For peace of mind in those homes where the sump pump regularly cycles—even when it’s not storming—consider the BASEMENT WATCHDOG Big Dog CONNECT battery backup sump pump. This submersible backup pump is rated to pump 2,250 GPH of water at a 10-foot lift, making it the backup pump with the highest GPH rating on this list. It features sealed thermoplastic housing for long-lasting water protection, and it also comes with Wi-Fi capability, so you can download the app on your smartphone and receive notifications. This is a backup-only sump pump and should be installed next to a primary sump pump. It runs on a 12-volt battery (not included), and the manufacturer suggests using a marine-rated battery for the best results. Users can connect an additional battery for double the runtime.
The Advantages of Owning a Battery Backup Sump Pump
Peace of mind is the most significant advantage of owning a battery backup sump pump. Without a backup pump to remove the water that drains into the sump pump basin, flooding can follow a power outage.
- A battery backup pump offers peace of mind in case the power goes out.
- A connected backup sump pump can send notifications to your smartphone to let you know the pump’s status.
- A combination battery backup unit includes both a primary pump and a backup pump to make installation easier.
FAQ About Your New Battery Backup Sump Pump
If this is the first time you’ve shopped for a backup sump pump, you probably have some questions. Keep reading to find the answers to some of the most popular questions about backup sump pumps.
Q. Can you add a battery backup to an existing sump pump?
Yes, the backup pump installs in the same sump basin, and when the power goes out, the backup pump begins to pump out water.
Q. How long do battery backups last for sump pumps?
Battery backups last until the battery runs down, which can be anywhere from an estimated six hours to 90 hours or longer. The amount of time depends on the battery’s size and how quickly water is flowing into the sump pit.
Q. Do I need a plumber to set up a battery backup sump pump?

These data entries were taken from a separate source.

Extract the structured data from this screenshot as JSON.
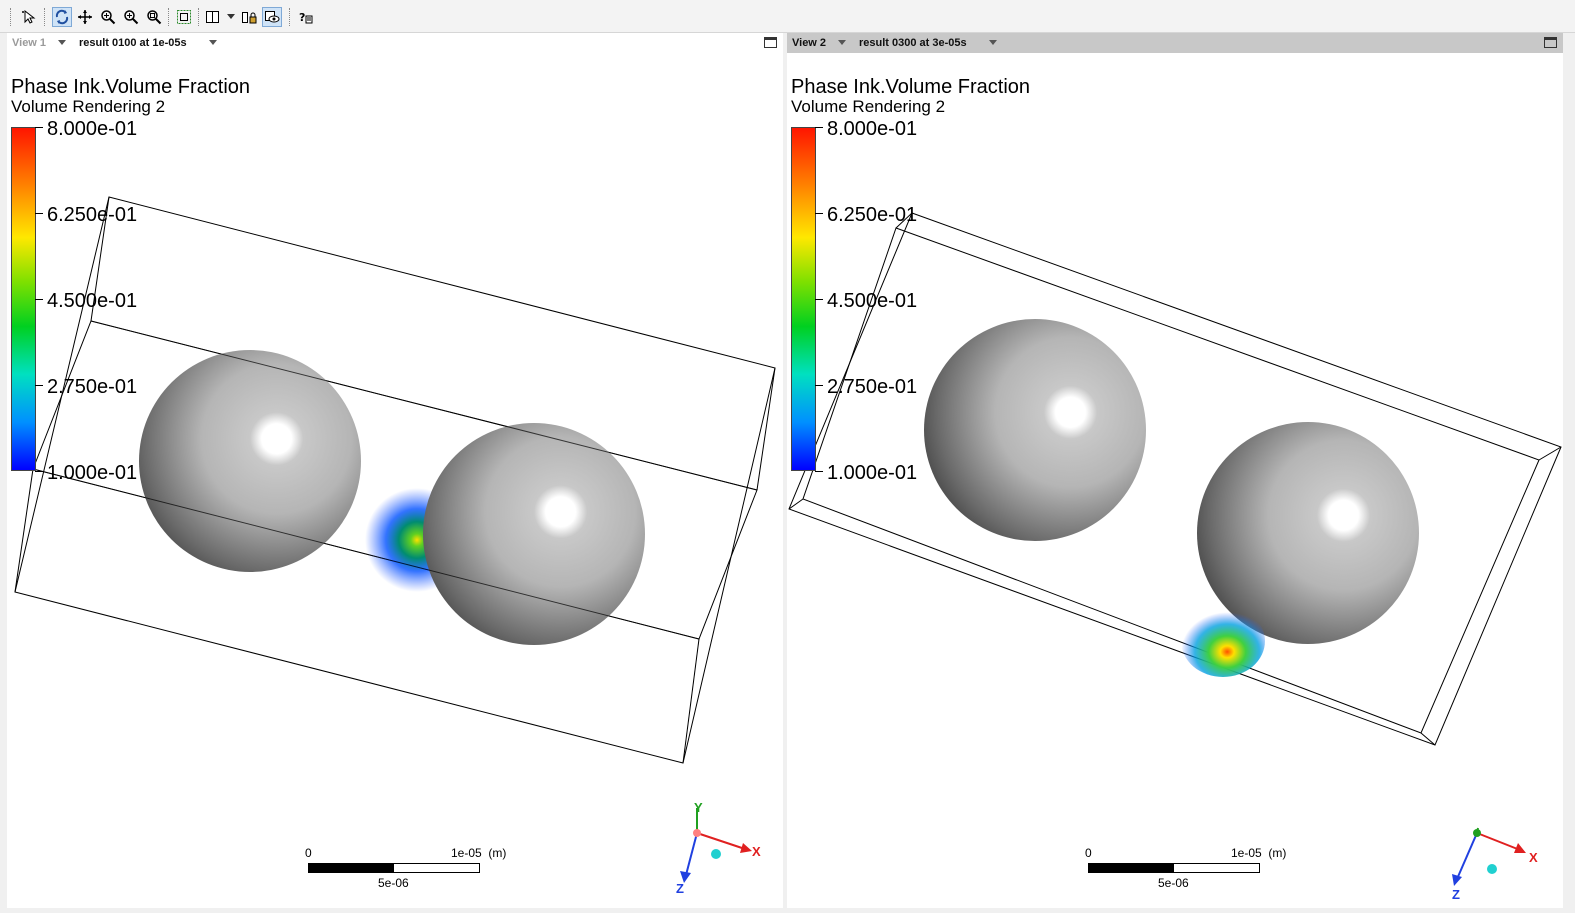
{
  "toolbar": {
    "tools": [
      "select-icon",
      "rotate-icon",
      "pan-icon",
      "zoom-box-icon",
      "zoom-icon",
      "zoom-fit-icon",
      "fit-view-icon",
      "viewport-layout-icon",
      "lock-views-icon",
      "sync-views-icon",
      "help-icon"
    ],
    "active": [
      "rotate-icon",
      "sync-views-icon"
    ]
  },
  "views": [
    {
      "name": "View 1",
      "result": "result 0100 at 1e-05s",
      "legend": {
        "title": "Phase Ink.Volume Fraction",
        "subtitle": "Volume Rendering 2",
        "ticks": [
          "8.000e-01",
          "6.250e-01",
          "4.500e-01",
          "2.750e-01",
          "1.000e-01"
        ]
      },
      "scale": {
        "zero": "0",
        "max": "1e-05",
        "unit": "(m)",
        "mid": "5e-06"
      },
      "axes": {
        "y": "Y",
        "x": "X",
        "z": "Z"
      }
    },
    {
      "name": "View 2",
      "result": "result 0300 at 3e-05s",
      "legend": {
        "title": "Phase Ink.Volume Fraction",
        "subtitle": "Volume Rendering 2",
        "ticks": [
          "8.000e-01",
          "6.250e-01",
          "4.500e-01",
          "2.750e-01",
          "1.000e-01"
        ]
      },
      "scale": {
        "zero": "0",
        "max": "1e-05",
        "unit": "(m)",
        "mid": "5e-06"
      },
      "axes": {
        "y": "Y",
        "x": "X",
        "z": "Z"
      }
    }
  ],
  "colors": {
    "accent_active": "#cfe3f7",
    "active_header": "#c8c8c8",
    "colorbar_max": "#ff1500",
    "colorbar_min": "#0000ff",
    "axis_x": "#e02020",
    "axis_y": "#20a020",
    "axis_z": "#2040e0"
  }
}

You probably need a plumber for installation. Similar to installing a primary sump pump, setting up a battery backup sump pump requires connecting a new pipe to the existing system. The process involves installing a check valve and ensuring the fittings are watertight. In many communities, building codes require a plumber to make those connections.